Preheated gas flows from the pre-heater to the tube side of the gas heated reformer (GHR) where it is partly reformed over a catalyst. The partly reformed gas flows from the GHR to the secondary reformer where the bulk of the reforming takes place. The heat required for the endothermic reforming in both the GHR and secondary reformer is provided by partially burning the GHR effluent with pure oxygen.
The three main chemical reactions which occur are:
The net effect of these reactions is the production of a synthesis gas stream which is composed of carbon monoxide (CO), carbon dioxide (CO2) and hydrogen (H2).
The synthesis gas joins the synthesis loop recycle gas and is fed to the methanol converter. The converter is a tubular cooled converter design where the gas is preheated to reaction temperatures inside the tubes as it flows up through the hot catalyst bed. The hot reacted gas leaves the converter and provides heat to the saturator water circuit before finally being cooled. Crude methanol is sent to distillation whilst the uncondensed gases are recirculated back to the converter.
The two main chemical reactions which occur are:
The net effect of these reactions is the production of crude methanol.
Crude methanol is let down in pressure and fed to the product purification section. This section consists of a topping column and a refining column.

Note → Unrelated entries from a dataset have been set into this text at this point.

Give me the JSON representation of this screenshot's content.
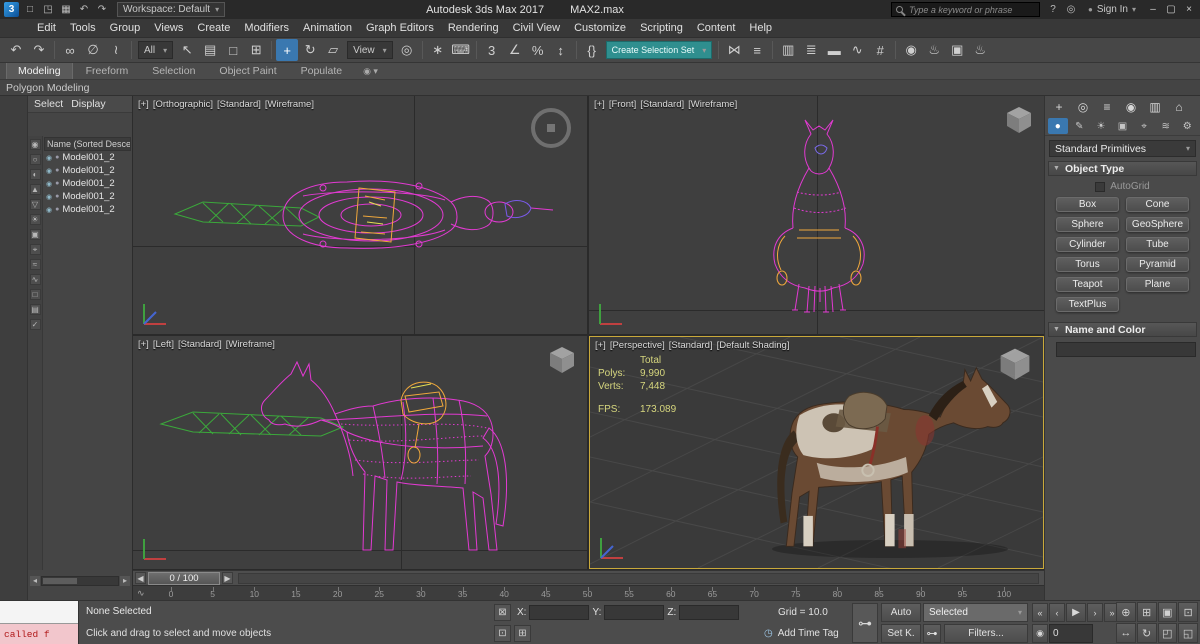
{
  "titlebar": {
    "logo_text": "3",
    "quick_icons": [
      {
        "name": "new-scene-icon",
        "glyph": "□"
      },
      {
        "name": "open-file-icon",
        "glyph": "◳"
      },
      {
        "name": "save-file-icon",
        "glyph": "▦"
      },
      {
        "name": "undo-quick-icon",
        "glyph": "↶"
      },
      {
        "name": "redo-quick-icon",
        "glyph": "↷"
      }
    ],
    "workspace_label": "Workspace: Default",
    "app_title": "Autodesk 3ds Max 2017",
    "file_name": "MAX2.max",
    "search_placeholder": "Type a keyword or phrase",
    "right_icons": [
      {
        "name": "help-icon",
        "glyph": "?"
      },
      {
        "name": "notifications-icon",
        "glyph": "◎"
      }
    ],
    "sign_in_label": "Sign In",
    "window_icons": [
      {
        "name": "minimize-icon",
        "glyph": "–"
      },
      {
        "name": "maximize-icon",
        "glyph": "▢"
      },
      {
        "name": "close-icon",
        "glyph": "×"
      }
    ]
  },
  "menubar": {
    "items": [
      "Edit",
      "Tools",
      "Group",
      "Views",
      "Create",
      "Modifiers",
      "Animation",
      "Graph Editors",
      "Rendering",
      "Civil View",
      "Customize",
      "Scripting",
      "Content",
      "Help"
    ]
  },
  "toolbar": {
    "items": [
      {
        "t": "icon",
        "name": "undo-icon",
        "glyph": "↶"
      },
      {
        "t": "icon",
        "name": "redo-icon",
        "glyph": "↷"
      },
      {
        "t": "sep"
      },
      {
        "t": "icon",
        "name": "select-and-link-icon",
        "glyph": "∞"
      },
      {
        "t": "icon",
        "name": "unlink-selection-icon",
        "glyph": "∅"
      },
      {
        "t": "icon",
        "name": "bind-to-spacewarp-icon",
        "glyph": "≀"
      },
      {
        "t": "sep"
      },
      {
        "t": "dd",
        "name": "selection-filter-dropdown",
        "label": "All"
      },
      {
        "t": "icon",
        "name": "select-object-icon",
        "glyph": "↖"
      },
      {
        "t": "icon",
        "name": "select-by-name-icon",
        "glyph": "▤"
      },
      {
        "t": "icon",
        "name": "selection-region-icon",
        "glyph": "□"
      },
      {
        "t": "icon",
        "name": "window-crossing-icon",
        "glyph": "⊞"
      },
      {
        "t": "sep"
      },
      {
        "t": "icon",
        "name": "select-and-move-icon",
        "glyph": "+",
        "active": true
      },
      {
        "t": "icon",
        "name": "select-and-rotate-icon",
        "glyph": "↻"
      },
      {
        "t": "icon",
        "name": "select-and-scale-icon",
        "glyph": "▱"
      },
      {
        "t": "dd",
        "name": "reference-coordinate-dropdown",
        "label": "View"
      },
      {
        "t": "icon",
        "name": "use-pivot-point-icon",
        "glyph": "◎"
      },
      {
        "t": "sep"
      },
      {
        "t": "icon",
        "name": "select-and-manipulate-icon",
        "glyph": "∗"
      },
      {
        "t": "icon",
        "name": "keyboard-override-icon",
        "glyph": "⌨"
      },
      {
        "t": "sep"
      },
      {
        "t": "icon",
        "name": "snaps-toggle-icon",
        "glyph": "3"
      },
      {
        "t": "icon",
        "name": "angle-snap-icon",
        "glyph": "∠"
      },
      {
        "t": "icon",
        "name": "percent-snap-icon",
        "glyph": "%"
      },
      {
        "t": "icon",
        "name": "spinner-snap-icon",
        "glyph": "↕"
      },
      {
        "t": "sep"
      },
      {
        "t": "icon",
        "name": "edit-named-sets-icon",
        "glyph": "{}"
      },
      {
        "t": "teal",
        "name": "create-selection-set-dropdown",
        "label": "Create Selection Set"
      },
      {
        "t": "sep"
      },
      {
        "t": "icon",
        "name": "mirror-icon",
        "glyph": "⋈"
      },
      {
        "t": "icon",
        "name": "align-icon",
        "glyph": "≡"
      },
      {
        "t": "sep"
      },
      {
        "t": "icon",
        "name": "toggle-scene-explorer-icon",
        "glyph": "▥"
      },
      {
        "t": "icon",
        "name": "toggle-layer-explorer-icon",
        "glyph": "≣"
      },
      {
        "t": "icon",
        "name": "toggle-ribbon-icon",
        "glyph": "▬"
      },
      {
        "t": "icon",
        "name": "curve-editor-icon",
        "glyph": "∿"
      },
      {
        "t": "icon",
        "name": "schematic-view-icon",
        "glyph": "#"
      },
      {
        "t": "sep"
      },
      {
        "t": "icon",
        "name": "material-editor-icon",
        "glyph": "◉"
      },
      {
        "t": "icon",
        "name": "render-setup-icon",
        "glyph": "♨"
      },
      {
        "t": "icon",
        "name": "rendered-frame-window-icon",
        "glyph": "▣"
      },
      {
        "t": "icon",
        "name": "render-production-icon",
        "glyph": "♨"
      }
    ]
  },
  "ribbon": {
    "tabs": [
      "Modeling",
      "Freeform",
      "Selection",
      "Object Paint",
      "Populate"
    ],
    "active_tab": "Modeling",
    "panel_label": "Polygon Modeling"
  },
  "scene_explorer": {
    "menus": [
      "Select",
      "Display"
    ],
    "column_header": "Name (Sorted Descend",
    "row_icons": [
      {
        "name": "visibility-icon",
        "glyph": "◉"
      },
      {
        "name": "node-type-icon",
        "glyph": "●"
      }
    ],
    "tool_icons": [
      {
        "name": "se-display-all-icon",
        "glyph": "◉"
      },
      {
        "name": "se-display-none-icon",
        "glyph": "○"
      },
      {
        "name": "se-display-inverted-icon",
        "glyph": "◐"
      },
      {
        "name": "se-display-geometry-icon",
        "glyph": "▲"
      },
      {
        "name": "se-display-shapes-icon",
        "glyph": "▽"
      },
      {
        "name": "se-display-lights-icon",
        "glyph": "☀"
      },
      {
        "name": "se-display-cameras-icon",
        "glyph": "▣"
      },
      {
        "name": "se-display-helpers-icon",
        "glyph": "⌖"
      },
      {
        "name": "se-display-spacewarps-icon",
        "glyph": "≈"
      },
      {
        "name": "se-display-bones-icon",
        "glyph": "∿"
      },
      {
        "name": "se-display-containers-icon",
        "glyph": "□"
      },
      {
        "name": "se-display-materials-icon",
        "glyph": "▤"
      },
      {
        "name": "se-pick-icon",
        "glyph": "✓"
      }
    ],
    "rows": [
      "Model001_2",
      "Model001_2",
      "Model001_2",
      "Model001_2",
      "Model001_2"
    ]
  },
  "viewports": {
    "ortho": {
      "plus": "[+]",
      "name": "[Orthographic]",
      "style": "[Standard]",
      "shading": "[Wireframe]"
    },
    "front": {
      "plus": "[+]",
      "name": "[Front]",
      "style": "[Standard]",
      "shading": "[Wireframe]"
    },
    "left": {
      "plus": "[+]",
      "name": "[Left]",
      "style": "[Standard]",
      "shading": "[Wireframe]"
    },
    "persp": {
      "plus": "[+]",
      "name": "[Perspective]",
      "style": "[Standard]",
      "shading": "[Default Shading]",
      "stats": {
        "total_label": "Total",
        "polys_label": "Polys:",
        "polys_value": "9,990",
        "verts_label": "Verts:",
        "verts_value": "7,448",
        "fps_label": "FPS:",
        "fps_value": "173.089"
      }
    }
  },
  "command_panel": {
    "tabs": [
      {
        "name": "create-tab-icon",
        "glyph": "+"
      },
      {
        "name": "modify-tab-icon",
        "glyph": "◎"
      },
      {
        "name": "hierarchy-tab-icon",
        "glyph": "≡"
      },
      {
        "name": "motion-tab-icon",
        "glyph": "◉"
      },
      {
        "name": "display-tab-icon",
        "glyph": "▥"
      },
      {
        "name": "utilities-tab-icon",
        "glyph": "⌂"
      }
    ],
    "subtabs": [
      {
        "name": "geometry-icon",
        "glyph": "●",
        "active": true
      },
      {
        "name": "shapes-icon",
        "glyph": "✎"
      },
      {
        "name": "lights-icon",
        "glyph": "☀"
      },
      {
        "name": "cameras-icon",
        "glyph": "▣"
      },
      {
        "name": "helpers-icon",
        "glyph": "⌖"
      },
      {
        "name": "space-warps-icon",
        "glyph": "≋"
      },
      {
        "name": "systems-icon",
        "glyph": "⚙"
      }
    ],
    "category_dropdown": "Standard Primitives",
    "object_type": {
      "title": "Object Type",
      "autogrid_label": "AutoGrid",
      "buttons": [
        "Box",
        "Cone",
        "Sphere",
        "GeoSphere",
        "Cylinder",
        "Tube",
        "Torus",
        "Pyramid",
        "Teapot",
        "Plane",
        "TextPlus"
      ]
    },
    "name_color": {
      "title": "Name and Color",
      "swatch_color": "#e8399e"
    }
  },
  "timeline": {
    "slider_value": "0 / 100",
    "ticks": [
      "0",
      "5",
      "10",
      "15",
      "20",
      "25",
      "30",
      "35",
      "40",
      "45",
      "50",
      "55",
      "60",
      "65",
      "70",
      "75",
      "80",
      "85",
      "90",
      "95",
      "100"
    ]
  },
  "statusbar": {
    "listener_text": "called f",
    "selection_status": "None Selected",
    "prompt": "Click and drag to select and move objects",
    "coord_labels": {
      "x": "X:",
      "y": "Y:",
      "z": "Z:"
    },
    "grid_label": "Grid = 10.0",
    "add_time_tag": "Add Time Tag",
    "auto_key_label": "Auto",
    "selected_label": "Selected",
    "set_key_label": "Set K.",
    "filters_label": "Filters...",
    "time_value": "0",
    "transport_icons": [
      {
        "name": "go-to-start-icon",
        "glyph": "«"
      },
      {
        "name": "previous-frame-icon",
        "glyph": "‹"
      },
      {
        "name": "play-icon",
        "glyph": "▶"
      },
      {
        "name": "next-frame-icon",
        "glyph": "›"
      },
      {
        "name": "go-to-end-icon",
        "glyph": "»"
      }
    ],
    "nav_icons": [
      {
        "name": "zoom-icon",
        "glyph": "⊕"
      },
      {
        "name": "zoom-all-icon",
        "glyph": "⊞"
      },
      {
        "name": "zoom-extents-icon",
        "glyph": "▣"
      },
      {
        "name": "zoom-extents-all-icon",
        "glyph": "⊡"
      },
      {
        "name": "pan-icon",
        "glyph": "↔"
      },
      {
        "name": "orbit-icon",
        "glyph": "↻"
      },
      {
        "name": "zoom-region-icon",
        "glyph": "◰"
      },
      {
        "name": "maximize-viewport-icon",
        "glyph": "◱"
      }
    ]
  },
  "colors": {
    "accent_teal": "#2f8f8f",
    "active_viewport_border": "#c9a93b",
    "wire_magenta": "#e23ad2",
    "lance_green": "#3ba83b",
    "saddle_orange": "#f0a83c",
    "stats_yellow": "#d6d67e",
    "selection_blue": "#3a78b0"
  }
}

The product methanol specification is for a water content of less that 0.10 wt %. The water bottoms from the refining column have a specification of less than 100 ppm of methanol and are recycled back to the saturator.
GHR Low emission technology